Public apathy in the face of widespread suffering is only part of the problem that climate change poses for human rights. The summer of 2015 offered an important premonition of what is to come. When Donald Trump announced his candidacy for US president, he garnered press with his extreme attack on immigrants; one month later, a steady stream of people transiting through Hungary, fleeing the conflict in Syria, gave Hungary’s prime minister Viktor Orbán an opportunity to consolidate power using the refugees as a scapegoat. At the time, to me, these developments seemed like a mere prelude to a future where rising heat and sea levels may set off a mass migration worldwide.
Attacks on refugees show how would-be autocrats like Orbán and Trump already exploit a scarcity mindset to undermine human rights. “illiberal democracy” is on the rise, and the human rights edifice built over the past 75 years is crumbling. Roughly a quarter of all nations have enacted “foreign agent laws” punishing donations from abroad, starving rights groups of critical resources. Some foundations have pulled back their support for human rights in response. Groups such as JustLabs report that authoritarians are using sophisticated rhetorical strategies to alienate ordinary citizens from human rights defenders, strategies that tap into the scarcity mindset that I am suggesting will only intensify.
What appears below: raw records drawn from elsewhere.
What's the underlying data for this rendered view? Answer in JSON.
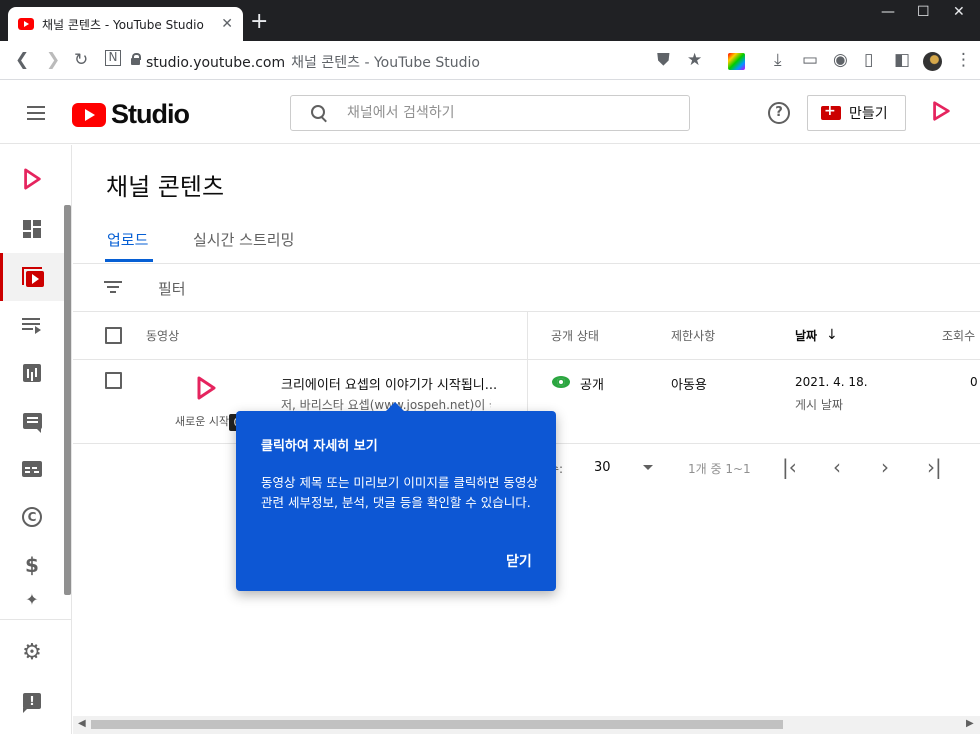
{
  "browser": {
    "tab_title": "채널 콘텐츠 - YouTube Studio",
    "tab_close": "✕",
    "new_tab": "+",
    "win_minimize": "—",
    "win_maximize": "☐",
    "win_close": "✕",
    "url_domain": "studio.youtube.com",
    "url_page": "채널 콘텐츠 - YouTube Studio"
  },
  "header": {
    "logo_text": "Studio",
    "search_placeholder": "채널에서 검색하기",
    "help": "?",
    "create_label": "만들기"
  },
  "page": {
    "title": "채널 콘텐츠",
    "tabs": [
      {
        "label": "업로드",
        "active": true
      },
      {
        "label": "실시간 스트리밍",
        "active": false
      }
    ],
    "filter_label": "필터"
  },
  "table": {
    "headers": {
      "video": "동영상",
      "visibility": "공개 상태",
      "restrictions": "제한사항",
      "date": "날짜",
      "views": "조회수"
    },
    "rows": [
      {
        "thumb_caption": "새로운 시작",
        "duration": "0",
        "title": "크리에이터 요셉의 이야기가 시작됩니...",
        "description": "저, 바리스타 요셉(www.jospeh.net)이 국비",
        "visibility": "공개",
        "restrictions": "아동용",
        "date": "2021. 4. 18.",
        "date_sub": "게시 날짜",
        "views": "0"
      }
    ]
  },
  "pagination": {
    "rows_label": "수:",
    "rows_value": "30",
    "range": "1개 중 1~1"
  },
  "popup": {
    "title": "클릭하여 자세히 보기",
    "body": "동영상 제목 또는 미리보기 이미지를 클릭하면 동영상 관련 세부정보, 분석, 댓글 등을 확인할 수 있습니다.",
    "close": "닫기"
  },
  "colors": {
    "accent_blue": "#065fd4",
    "brand_red": "#ff0000",
    "popup_bg": "#0d57d4",
    "public_green": "#2ba640",
    "channel_pink": "#e5245e"
  }
}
In short, recent years have seen backsliding on our common, global commitment to human rights, and climate change threatens to further erode that support. But the danger is not just from authoritarians or an apathetic, exhausted, and frightened public. Even those of us engaged in struggles for justice are not immune from the psychological impact of perceived scarcity. As resources dwindle and the altruism of those around us is tested, will we maintain solidarity across issue areas? Or will a deprivation mentality splinter cross-sectoral movements as we begin to realize that there will not be enough to go around?
After all, the seams of past fractures are visible in our movements today. There were deep and bitter splits in the last century—between class- and identity-based movements, among different rights claimants, and even between those with similar goals but conflicting strategies. Progressives have done much to overcome divisions and distrust within our movements. Actively reaffirming a common cause between our various movements is essential; stronger bonds now will fray less quickly down the line. Working to shore up support for human rights movements among wider populations will be an even greater challenge.
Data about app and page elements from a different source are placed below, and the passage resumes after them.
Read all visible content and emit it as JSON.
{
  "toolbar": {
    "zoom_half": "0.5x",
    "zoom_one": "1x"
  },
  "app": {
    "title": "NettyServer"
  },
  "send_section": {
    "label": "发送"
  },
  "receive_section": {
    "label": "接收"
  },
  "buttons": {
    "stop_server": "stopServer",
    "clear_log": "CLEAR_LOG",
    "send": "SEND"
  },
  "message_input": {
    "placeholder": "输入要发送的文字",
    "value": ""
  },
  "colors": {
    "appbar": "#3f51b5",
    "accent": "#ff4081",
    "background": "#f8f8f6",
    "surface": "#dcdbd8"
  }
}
But, in the end, our rights and our future are inextricable. If our commitment to the universality of human rights breaks, then the result will be a free-for-all; everyone will grab what they can of what remains, and we will all be worse off. If it holds, then we must pursue mitigation aggressively, aiming for the best scenario for everyone among the worsening options we face. Carrying our dedication to universal rights with us into a dimmer future ought to spur us to use our scientific knowledge to create tools—despite the challenges, the uncertainty, and the reasons for despair—that help people thrive in a less hospitable world. That, in turn, will mean a better future for everyone.
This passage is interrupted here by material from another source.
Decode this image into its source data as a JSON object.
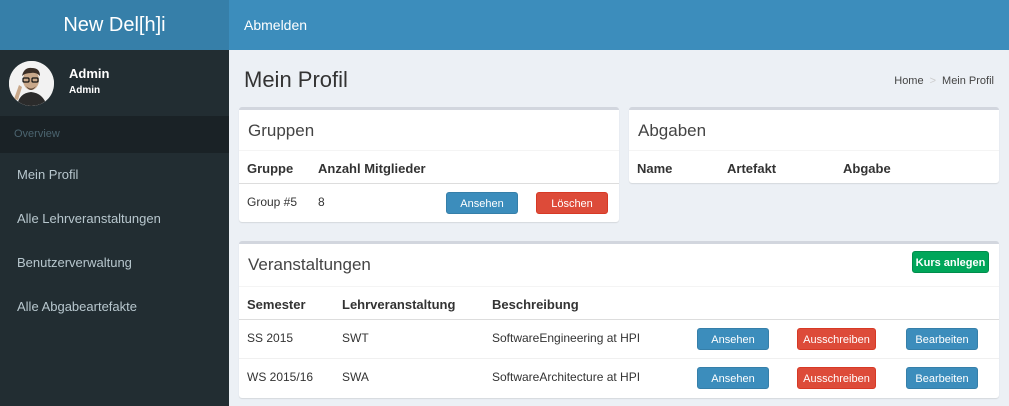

Devon Kearney has provided support for human rights and social justice organizations in the US and around the world for more than twenty years and occasionally writes about his observations on the field.